> **WHAT THE TASK ASKS**
Apart from the images, repeat the data below exactly as written.
─── DATA FOR THIS TASK
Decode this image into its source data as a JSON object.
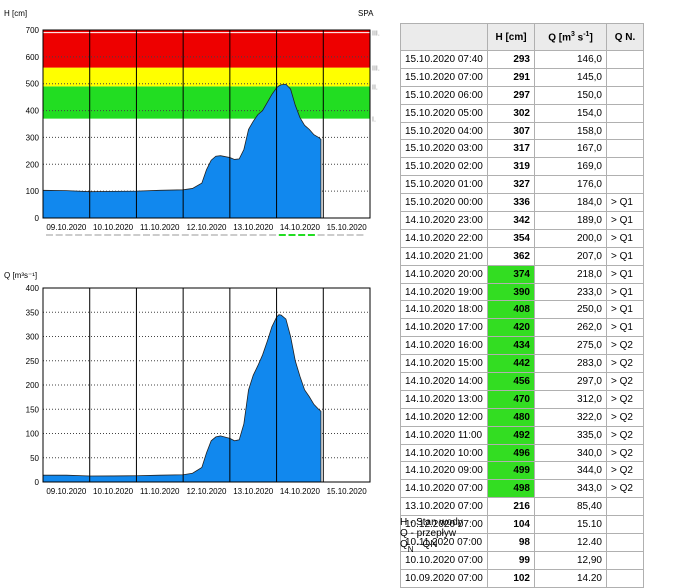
{
  "h_chart": {
    "ylabel": "H [cm]",
    "station": "SPA",
    "level_labels": [
      "I.",
      "II.",
      "III.",
      "III.!"
    ],
    "yticks": [
      "0",
      "100",
      "200",
      "300",
      "400",
      "500",
      "600",
      "700"
    ],
    "xticks": [
      "09.10.2020",
      "10.10.2020",
      "11.10.2020",
      "12.10.2020",
      "13.10.2020",
      "14.10.2020",
      "15.10.2020"
    ],
    "colors": {
      "red": "#ee0000",
      "yellow": "#ffff00",
      "green": "#22dd22",
      "fill": "#1188ee"
    }
  },
  "q_chart": {
    "ylabel": "Q [m³s⁻¹]",
    "yticks": [
      "0",
      "50",
      "100",
      "150",
      "200",
      "250",
      "300",
      "350",
      "400"
    ],
    "xticks": [
      "09.10.2020",
      "10.10.2020",
      "11.10.2020",
      "12.10.2020",
      "13.10.2020",
      "14.10.2020",
      "15.10.2020"
    ]
  },
  "chart_data": [
    {
      "type": "area",
      "ylabel": "H [cm]",
      "ylim": [
        0,
        700
      ],
      "x_unit": "days from 09.10.2020 00:00",
      "zones": [
        {
          "label": "I.",
          "from": 370,
          "to": 490,
          "color": "#22dd22"
        },
        {
          "label": "II.",
          "from": 490,
          "to": 560,
          "color": "#ffff00"
        },
        {
          "label": "III.",
          "from": 560,
          "to": 700,
          "color": "#ee0000"
        }
      ],
      "x": [
        0,
        0.5,
        1,
        1.5,
        2,
        2.5,
        3,
        3.2,
        3.4,
        3.5,
        3.6,
        3.7,
        3.8,
        4.0,
        4.1,
        4.2,
        4.3,
        4.4,
        4.5,
        4.6,
        4.7,
        4.8,
        4.9,
        5.0,
        5.05,
        5.1,
        5.2,
        5.3,
        5.4,
        5.5,
        5.6,
        5.7,
        5.8,
        5.9,
        5.95
      ],
      "values": [
        103,
        102,
        98,
        99,
        100,
        103,
        105,
        110,
        130,
        180,
        215,
        230,
        232,
        225,
        218,
        220,
        255,
        330,
        360,
        385,
        400,
        430,
        460,
        485,
        492,
        496,
        498,
        480,
        420,
        374,
        345,
        330,
        310,
        300,
        293
      ]
    },
    {
      "type": "area",
      "ylabel": "Q [m³s⁻¹]",
      "ylim": [
        0,
        400
      ],
      "x_unit": "days from 09.10.2020 00:00",
      "x": [
        0,
        0.5,
        1,
        1.5,
        2,
        2.5,
        3,
        3.2,
        3.4,
        3.5,
        3.6,
        3.7,
        3.8,
        4.0,
        4.1,
        4.2,
        4.3,
        4.4,
        4.5,
        4.6,
        4.7,
        4.8,
        4.9,
        5.0,
        5.05,
        5.1,
        5.2,
        5.3,
        5.4,
        5.5,
        5.6,
        5.7,
        5.8,
        5.9,
        5.95
      ],
      "values": [
        14,
        14,
        12.4,
        12.5,
        12.9,
        14,
        15,
        18,
        30,
        60,
        85,
        93,
        95,
        90,
        85,
        87,
        120,
        190,
        220,
        240,
        262,
        290,
        320,
        340,
        345,
        344,
        336,
        300,
        250,
        218,
        190,
        176,
        160,
        150,
        146
      ]
    }
  ],
  "table": {
    "headers": {
      "dt": "",
      "h": "H [cm]",
      "q_pre": "Q [m",
      "q_sup3": "3",
      "q_mid": "s",
      "q_supm1": "-1",
      "q_post": "]",
      "qn": "Q N."
    },
    "rows": [
      {
        "dt": "15.10.2020 07:40",
        "h": "293",
        "q": "146,0",
        "qn": "",
        "hl": false
      },
      {
        "dt": "15.10.2020 07:00",
        "h": "291",
        "q": "145,0",
        "qn": "",
        "hl": false
      },
      {
        "dt": "15.10.2020 06:00",
        "h": "297",
        "q": "150,0",
        "qn": "",
        "hl": false
      },
      {
        "dt": "15.10.2020 05:00",
        "h": "302",
        "q": "154,0",
        "qn": "",
        "hl": false
      },
      {
        "dt": "15.10.2020 04:00",
        "h": "307",
        "q": "158,0",
        "qn": "",
        "hl": false
      },
      {
        "dt": "15.10.2020 03:00",
        "h": "317",
        "q": "167,0",
        "qn": "",
        "hl": false
      },
      {
        "dt": "15.10.2020 02:00",
        "h": "319",
        "q": "169,0",
        "qn": "",
        "hl": false
      },
      {
        "dt": "15.10.2020 01:00",
        "h": "327",
        "q": "176,0",
        "qn": "",
        "hl": false
      },
      {
        "dt": "15.10.2020 00:00",
        "h": "336",
        "q": "184,0",
        "qn": "> Q1",
        "hl": false
      },
      {
        "dt": "14.10.2020 23:00",
        "h": "342",
        "q": "189,0",
        "qn": "> Q1",
        "hl": false
      },
      {
        "dt": "14.10.2020 22:00",
        "h": "354",
        "q": "200,0",
        "qn": "> Q1",
        "hl": false
      },
      {
        "dt": "14.10.2020 21:00",
        "h": "362",
        "q": "207,0",
        "qn": "> Q1",
        "hl": false
      },
      {
        "dt": "14.10.2020 20:00",
        "h": "374",
        "q": "218,0",
        "qn": "> Q1",
        "hl": true
      },
      {
        "dt": "14.10.2020 19:00",
        "h": "390",
        "q": "233,0",
        "qn": "> Q1",
        "hl": true
      },
      {
        "dt": "14.10.2020 18:00",
        "h": "408",
        "q": "250,0",
        "qn": "> Q1",
        "hl": true
      },
      {
        "dt": "14.10.2020 17:00",
        "h": "420",
        "q": "262,0",
        "qn": "> Q1",
        "hl": true
      },
      {
        "dt": "14.10.2020 16:00",
        "h": "434",
        "q": "275,0",
        "qn": "> Q2",
        "hl": true
      },
      {
        "dt": "14.10.2020 15:00",
        "h": "442",
        "q": "283,0",
        "qn": "> Q2",
        "hl": true
      },
      {
        "dt": "14.10.2020 14:00",
        "h": "456",
        "q": "297,0",
        "qn": "> Q2",
        "hl": true
      },
      {
        "dt": "14.10.2020 13:00",
        "h": "470",
        "q": "312,0",
        "qn": "> Q2",
        "hl": true
      },
      {
        "dt": "14.10.2020 12:00",
        "h": "480",
        "q": "322,0",
        "qn": "> Q2",
        "hl": true
      },
      {
        "dt": "14.10.2020 11:00",
        "h": "492",
        "q": "335,0",
        "qn": "> Q2",
        "hl": true
      },
      {
        "dt": "14.10.2020 10:00",
        "h": "496",
        "q": "340,0",
        "qn": "> Q2",
        "hl": true
      },
      {
        "dt": "14.10.2020 09:00",
        "h": "499",
        "q": "344,0",
        "qn": "> Q2",
        "hl": true
      },
      {
        "dt": "14.10.2020 07:00",
        "h": "498",
        "q": "343,0",
        "qn": "> Q2",
        "hl": true
      },
      {
        "dt": "13.10.2020 07:00",
        "h": "216",
        "q": "85,40",
        "qn": "",
        "hl": false
      },
      {
        "dt": "10.12.2020 07:00",
        "h": "104",
        "q": "15.10",
        "qn": "",
        "hl": false
      },
      {
        "dt": "10.11.2020 07:00",
        "h": "98",
        "q": "12.40",
        "qn": "",
        "hl": false
      },
      {
        "dt": "10.10.2020 07:00",
        "h": "99",
        "q": "12,90",
        "qn": "",
        "hl": false
      },
      {
        "dt": "10.09.2020 07:00",
        "h": "102",
        "q": "14.20",
        "qn": "",
        "hl": false
      }
    ]
  },
  "legend": {
    "h": "H - Stan wody",
    "q": "Q - przepływ",
    "qn_main": "Q",
    "qn_sub": "N",
    "qn_rest": " - QN"
  }
}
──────
> **EXERCISE ANSWER**
Decode this image into its source data as a JSON object.
{
  "h_chart": {
    "ylabel": "H [cm]",
    "station": "SPA",
    "level_labels": [
      "I.",
      "II.",
      "III.",
      "III.!"
    ],
    "yticks": [
      "0",
      "100",
      "200",
      "300",
      "400",
      "500",
      "600",
      "700"
    ],
    "xticks": [
      "09.10.2020",
      "10.10.2020",
      "11.10.2020",
      "12.10.2020",
      "13.10.2020",
      "14.10.2020",
      "15.10.2020"
    ],
    "colors": {
      "red": "#ee0000",
      "yellow": "#ffff00",
      "green": "#22dd22",
      "fill": "#1188ee"
    }
  },
  "q_chart": {
    "ylabel": "Q [m³s⁻¹]",
    "yticks": [
      "0",
      "50",
      "100",
      "150",
      "200",
      "250",
      "300",
      "350",
      "400"
    ],
    "xticks": [
      "09.10.2020",
      "10.10.2020",
      "11.10.2020",
      "12.10.2020",
      "13.10.2020",
      "14.10.2020",
      "15.10.2020"
    ]
  },
  "chart_data": [
    {
      "type": "area",
      "ylabel": "H [cm]",
      "ylim": [
        0,
        700
      ],
      "x_unit": "days from 09.10.2020 00:00",
      "zones": [
        {
          "label": "I.",
          "from": 370,
          "to": 490,
          "color": "#22dd22"
        },
        {
          "label": "II.",
          "from": 490,
          "to": 560,
          "color": "#ffff00"
        },
        {
          "label": "III.",
          "from": 560,
          "to": 700,
          "color": "#ee0000"
        }
      ],
      "x": [
        0,
        0.5,
        1,
        1.5,
        2,
        2.5,
        3,
        3.2,
        3.4,
        3.5,
        3.6,
        3.7,
        3.8,
        4.0,
        4.1,
        4.2,
        4.3,
        4.4,
        4.5,
        4.6,
        4.7,
        4.8,
        4.9,
        5.0,
        5.05,
        5.1,
        5.2,
        5.3,
        5.4,
        5.5,
        5.6,
        5.7,
        5.8,
        5.9,
        5.95
      ],
      "values": [
        103,
        102,
        98,
        99,
        100,
        103,
        105,
        110,
        130,
        180,
        215,
        230,
        232,
        225,
        218,
        220,
        255,
        330,
        360,
        385,
        400,
        430,
        460,
        485,
        492,
        496,
        498,
        480,
        420,
        374,
        345,
        330,
        310,
        300,
        293
      ]
    },
    {
      "type": "area",
      "ylabel": "Q [m³s⁻¹]",
      "ylim": [
        0,
        400
      ],
      "x_unit": "days from 09.10.2020 00:00",
      "x": [
        0,
        0.5,
        1,
        1.5,
        2,
        2.5,
        3,
        3.2,
        3.4,
        3.5,
        3.6,
        3.7,
        3.8,
        4.0,
        4.1,
        4.2,
        4.3,
        4.4,
        4.5,
        4.6,
        4.7,
        4.8,
        4.9,
        5.0,
        5.05,
        5.1,
        5.2,
        5.3,
        5.4,
        5.5,
        5.6,
        5.7,
        5.8,
        5.9,
        5.95
      ],
      "values": [
        14,
        14,
        12.4,
        12.5,
        12.9,
        14,
        15,
        18,
        30,
        60,
        85,
        93,
        95,
        90,
        85,
        87,
        120,
        190,
        220,
        240,
        262,
        290,
        320,
        340,
        345,
        344,
        336,
        300,
        250,
        218,
        190,
        176,
        160,
        150,
        146
      ]
    }
  ],
  "table": {
    "headers": {
      "dt": "",
      "h": "H [cm]",
      "q_pre": "Q [m",
      "q_sup3": "3",
      "q_mid": "s",
      "q_supm1": "-1",
      "q_post": "]",
      "qn": "Q N."
    },
    "rows": [
      {
        "dt": "15.10.2020 07:40",
        "h": "293",
        "q": "146,0",
        "qn": "",
        "hl": false
      },
      {
        "dt": "15.10.2020 07:00",
        "h": "291",
        "q": "145,0",
        "qn": "",
        "hl": false
      },
      {
        "dt": "15.10.2020 06:00",
        "h": "297",
        "q": "150,0",
        "qn": "",
        "hl": false
      },
      {
        "dt": "15.10.2020 05:00",
        "h": "302",
        "q": "154,0",
        "qn": "",
        "hl": false
      },
      {
        "dt": "15.10.2020 04:00",
        "h": "307",
        "q": "158,0",
        "qn": "",
        "hl": false
      },
      {
        "dt": "15.10.2020 03:00",
        "h": "317",
        "q": "167,0",
        "qn": "",
        "hl": false
      },
      {
        "dt": "15.10.2020 02:00",
        "h": "319",
        "q": "169,0",
        "qn": "",
        "hl": false
      },
      {
        "dt": "15.10.2020 01:00",
        "h": "327",
        "q": "176,0",
        "qn": "",
        "hl": false
      },
      {
        "dt": "15.10.2020 00:00",
        "h": "336",
        "q": "184,0",
        "qn": "> Q1",
        "hl": false
      },
      {
        "dt": "14.10.2020 23:00",
        "h": "342",
        "q": "189,0",
        "qn": "> Q1",
        "hl": false
      },
      {
        "dt": "14.10.2020 22:00",
        "h": "354",
        "q": "200,0",
        "qn": "> Q1",
        "hl": false
      },
      {
        "dt": "14.10.2020 21:00",
        "h": "362",
        "q": "207,0",
        "qn": "> Q1",
        "hl": false
      },
      {
        "dt": "14.10.2020 20:00",
        "h": "374",
        "q": "218,0",
        "qn": "> Q1",
        "hl": true
      },
      {
        "dt": "14.10.2020 19:00",
        "h": "390",
        "q": "233,0",
        "qn": "> Q1",
        "hl": true
      },
      {
        "dt": "14.10.2020 18:00",
        "h": "408",
        "q": "250,0",
        "qn": "> Q1",
        "hl": true
      },
      {
        "dt": "14.10.2020 17:00",
        "h": "420",
        "q": "262,0",
        "qn": "> Q1",
        "hl": true
      },
      {
        "dt": "14.10.2020 16:00",
        "h": "434",
        "q": "275,0",
        "qn": "> Q2",
        "hl": true
      },
      {
        "dt": "14.10.2020 15:00",
        "h": "442",
        "q": "283,0",
        "qn": "> Q2",
        "hl": true
      },
      {
        "dt": "14.10.2020 14:00",
        "h": "456",
        "q": "297,0",
        "qn": "> Q2",
        "hl": true
      },
      {
        "dt": "14.10.2020 13:00",
        "h": "470",
        "q": "312,0",
        "qn": "> Q2",
        "hl": true
      },
      {
        "dt": "14.10.2020 12:00",
        "h": "480",
        "q": "322,0",
        "qn": "> Q2",
        "hl": true
      },
      {
        "dt": "14.10.2020 11:00",
        "h": "492",
        "q": "335,0",
        "qn": "> Q2",
        "hl": true
      },
      {
        "dt": "14.10.2020 10:00",
        "h": "496",
        "q": "340,0",
        "qn": "> Q2",
        "hl": true
      },
      {
        "dt": "14.10.2020 09:00",
        "h": "499",
        "q": "344,0",
        "qn": "> Q2",
        "hl": true
      },
      {
        "dt": "14.10.2020 07:00",
        "h": "498",
        "q": "343,0",
        "qn": "> Q2",
        "hl": true
      },
      {
        "dt": "13.10.2020 07:00",
        "h": "216",
        "q": "85,40",
        "qn": "",
        "hl": false
      },
      {
        "dt": "10.12.2020 07:00",
        "h": "104",
        "q": "15.10",
        "qn": "",
        "hl": false
      },
      {
        "dt": "10.11.2020 07:00",
        "h": "98",
        "q": "12.40",
        "qn": "",
        "hl": false
      },
      {
        "dt": "10.10.2020 07:00",
        "h": "99",
        "q": "12,90",
        "qn": "",
        "hl": false
      },
      {
        "dt": "10.09.2020 07:00",
        "h": "102",
        "q": "14.20",
        "qn": "",
        "hl": false
      }
    ]
  },
  "legend": {
    "h": "H - Stan wody",
    "q": "Q - przepływ",
    "qn_main": "Q",
    "qn_sub": "N",
    "qn_rest": " - QN"
  }
}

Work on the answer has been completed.